As a child, Jabeur’s biggest move was the 90 mile drive from her coastal hometown, Sousse, to the capital city, Tunis, where she trained in a multi-sport academy from 12 years old. She would later leave for brief stints in Europe, but she quickly learned she was most comfortable at home, where she lives permanently. She proudly calls herself a “100% Tunisian product”.
For Jabeur, remaining at home when she was younger meant constantly hearing the laughter and derision of those who would openly tell her that, like most who tried before her, she would never be good enough. “You find these people everywhere,” she says. “They underestimate you. I was a big mouth, I talked, I said I want to win grand slams, and people were laughing and they didn’t believe in me. Some people did believe in me.
“One time I had a surgery on my wrist and the first few days when I came back after five months, I couldn’t play tennis. The balls were flying everywhere, no feelings or nothing. People were watching, making fun of me and saying: ‘Yeah, she’s gotta stop tennis.’ But these thoughts make me stronger.”
Jabeur was excellent from a young age. In 2011 she became the first Arab woman to win the Roland Garros juniors. It only takes a glimpse of her in action to be blinded by her talent. In an era filled with innumerable flat-hitting baseliners, Jabeur is unique. She throws opponents out of their comfort zone with her wicked, heavy topspin forehand. She flits to the net at all opportunities and peppers her opponents with an unending stream of drop shots. Her toolbox contains every shot and she is desperate to use them all with style. That can sometimes be a problem.
“I just started doing these crazy shots from a young age,” she says. “I didn’t choose to play flat or spin. I was just doing crazy shots, which maybe reflects my personality. I like fun, crazy things, I like original stuff. I have so many shots that sometimes it’s tough to choose the right one since I can do everything. Putting [my game] in order helped me to develop.”

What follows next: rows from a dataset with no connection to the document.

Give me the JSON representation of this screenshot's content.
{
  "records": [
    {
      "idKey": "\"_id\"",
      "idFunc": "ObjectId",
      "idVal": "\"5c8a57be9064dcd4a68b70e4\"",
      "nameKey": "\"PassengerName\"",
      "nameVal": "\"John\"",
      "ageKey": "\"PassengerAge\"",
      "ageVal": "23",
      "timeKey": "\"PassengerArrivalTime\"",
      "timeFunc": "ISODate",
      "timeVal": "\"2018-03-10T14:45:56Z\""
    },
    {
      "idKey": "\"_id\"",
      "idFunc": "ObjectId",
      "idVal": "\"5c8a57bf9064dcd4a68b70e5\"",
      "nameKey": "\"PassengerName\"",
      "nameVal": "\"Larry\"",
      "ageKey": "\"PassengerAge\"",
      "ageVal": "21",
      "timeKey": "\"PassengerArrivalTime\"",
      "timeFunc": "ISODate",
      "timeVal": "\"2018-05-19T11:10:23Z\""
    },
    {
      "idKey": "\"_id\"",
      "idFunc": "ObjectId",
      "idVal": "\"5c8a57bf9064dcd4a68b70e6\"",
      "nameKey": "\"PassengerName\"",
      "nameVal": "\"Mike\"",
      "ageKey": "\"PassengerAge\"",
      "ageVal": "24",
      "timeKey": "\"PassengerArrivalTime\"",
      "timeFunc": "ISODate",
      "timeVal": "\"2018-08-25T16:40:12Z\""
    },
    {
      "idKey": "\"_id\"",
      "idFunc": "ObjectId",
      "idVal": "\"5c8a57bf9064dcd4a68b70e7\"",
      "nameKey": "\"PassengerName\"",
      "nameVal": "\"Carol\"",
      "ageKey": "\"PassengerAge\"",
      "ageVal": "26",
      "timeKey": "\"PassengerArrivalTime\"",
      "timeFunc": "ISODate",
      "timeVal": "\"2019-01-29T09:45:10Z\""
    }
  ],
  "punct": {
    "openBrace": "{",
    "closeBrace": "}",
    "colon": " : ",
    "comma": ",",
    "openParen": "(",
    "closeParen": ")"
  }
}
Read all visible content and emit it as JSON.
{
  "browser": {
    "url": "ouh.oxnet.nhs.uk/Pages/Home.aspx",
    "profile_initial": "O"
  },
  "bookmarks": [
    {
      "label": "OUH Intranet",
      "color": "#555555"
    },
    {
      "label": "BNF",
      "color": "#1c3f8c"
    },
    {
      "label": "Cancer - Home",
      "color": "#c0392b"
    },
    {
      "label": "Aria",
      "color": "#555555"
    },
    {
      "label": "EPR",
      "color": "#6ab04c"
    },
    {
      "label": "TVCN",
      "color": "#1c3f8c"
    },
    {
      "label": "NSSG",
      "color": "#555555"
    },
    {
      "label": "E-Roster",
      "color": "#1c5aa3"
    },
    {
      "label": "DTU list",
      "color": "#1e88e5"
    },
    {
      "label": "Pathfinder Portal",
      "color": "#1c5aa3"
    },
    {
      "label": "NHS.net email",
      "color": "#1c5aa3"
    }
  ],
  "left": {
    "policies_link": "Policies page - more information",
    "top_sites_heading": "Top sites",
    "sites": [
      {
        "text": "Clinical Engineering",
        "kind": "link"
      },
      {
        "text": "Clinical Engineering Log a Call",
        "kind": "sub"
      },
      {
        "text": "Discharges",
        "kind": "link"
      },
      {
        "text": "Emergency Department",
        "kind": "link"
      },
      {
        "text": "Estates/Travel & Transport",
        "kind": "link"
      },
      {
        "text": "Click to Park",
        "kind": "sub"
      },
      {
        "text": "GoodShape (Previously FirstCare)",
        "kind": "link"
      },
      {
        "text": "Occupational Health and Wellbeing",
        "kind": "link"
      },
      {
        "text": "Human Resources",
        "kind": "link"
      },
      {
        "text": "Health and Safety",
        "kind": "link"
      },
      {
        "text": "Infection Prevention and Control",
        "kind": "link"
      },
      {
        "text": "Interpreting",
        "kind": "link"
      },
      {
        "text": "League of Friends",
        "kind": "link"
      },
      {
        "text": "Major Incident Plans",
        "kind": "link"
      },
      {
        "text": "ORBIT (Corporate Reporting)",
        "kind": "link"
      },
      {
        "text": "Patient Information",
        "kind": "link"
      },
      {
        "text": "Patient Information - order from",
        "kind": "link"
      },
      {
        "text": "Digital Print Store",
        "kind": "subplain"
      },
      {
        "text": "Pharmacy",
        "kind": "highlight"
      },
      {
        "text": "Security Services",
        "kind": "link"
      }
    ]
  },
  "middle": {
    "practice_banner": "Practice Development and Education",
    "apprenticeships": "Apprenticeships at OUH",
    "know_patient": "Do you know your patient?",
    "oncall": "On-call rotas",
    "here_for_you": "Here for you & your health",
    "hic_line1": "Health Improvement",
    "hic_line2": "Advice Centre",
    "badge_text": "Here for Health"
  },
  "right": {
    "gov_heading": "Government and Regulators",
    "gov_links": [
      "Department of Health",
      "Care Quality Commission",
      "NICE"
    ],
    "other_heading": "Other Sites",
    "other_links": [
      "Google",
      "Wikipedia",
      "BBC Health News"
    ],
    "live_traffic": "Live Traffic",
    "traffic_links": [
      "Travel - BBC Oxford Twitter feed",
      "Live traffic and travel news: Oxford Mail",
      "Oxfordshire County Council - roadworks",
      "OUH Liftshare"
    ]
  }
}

Jabeur’s perspective on her game also reflects why she has been able to succeed from such unlikely circumstances. Her strokes are handsome and technically sound, and on the surface they look as if they are the work of a good coach who taught her the correct basics. Her response betrays the single-minded conviction that continues to guide her on a path nobody has trodden before.
“I don’t remember someone telling me I should do that,” she says. “I always do whatever suits me. Sometimes a coach would tell me I do too many drop shots. I’d say: ‘Yeah, sure!’ But I never listen. I’m glad I’m forcing my personality because I’m the one playing on the court, I’m the one doing the shots.”
For now, her career is out of her hands. One day before tennis officially closed until June, Tunisia cancelled all flights and it left her stranded in Miami. She says she had no idea what to do, so went to New York, now one of the worst-hit cities, to stay with a friend.
Even before the culling of Wimbledon, Jabeur did not expect to resume anytime soon in a global sport where players travel weekly from Europe, Asia, the Americas, Oceania and, thanks almost entirely to her on the WTA, Africa. “I’m just taking it day by day, hour by hour, minute by minute,” she says, chuckling. “I know I have the level to be top 20, I just didn’t see coronavirus coming.”